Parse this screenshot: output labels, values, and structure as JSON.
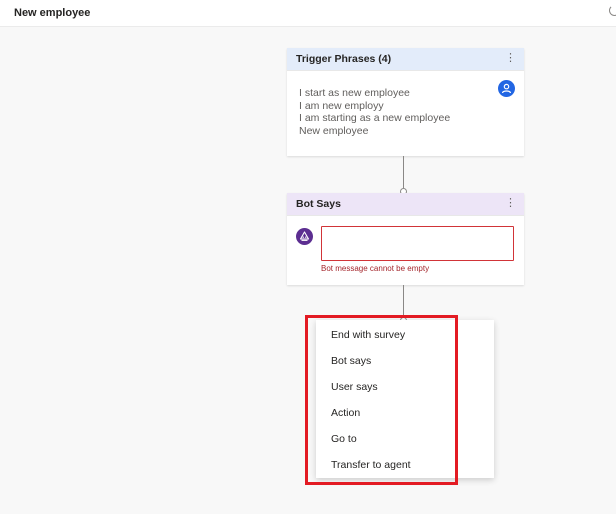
{
  "header": {
    "title": "New employee"
  },
  "trigger_card": {
    "title": "Trigger Phrases (4)",
    "more": "⋮",
    "phrases": [
      "I start as new employee",
      "I am new employy",
      "I am starting as a new employee",
      "New employee"
    ]
  },
  "bot_card": {
    "title": "Bot Says",
    "more": "⋮",
    "message_value": "",
    "error": "Bot message cannot be empty"
  },
  "menu": {
    "items": [
      "End with survey",
      "Bot says",
      "User says",
      "Action",
      "Go to",
      "Transfer to agent"
    ]
  },
  "colors": {
    "accent": "#2266e3",
    "bot": "#5c2e91",
    "error": "#a4262c",
    "highlight": "#e31b23"
  },
  "icons": {
    "user": "user-icon",
    "bot": "bot-icon",
    "more": "more-options-icon",
    "loading": "loading-spinner-icon"
  }
}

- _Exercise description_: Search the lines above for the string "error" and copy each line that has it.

- _Answer to this task_:
    "error": "Bot message cannot be empty"
    "error": "#a4262c",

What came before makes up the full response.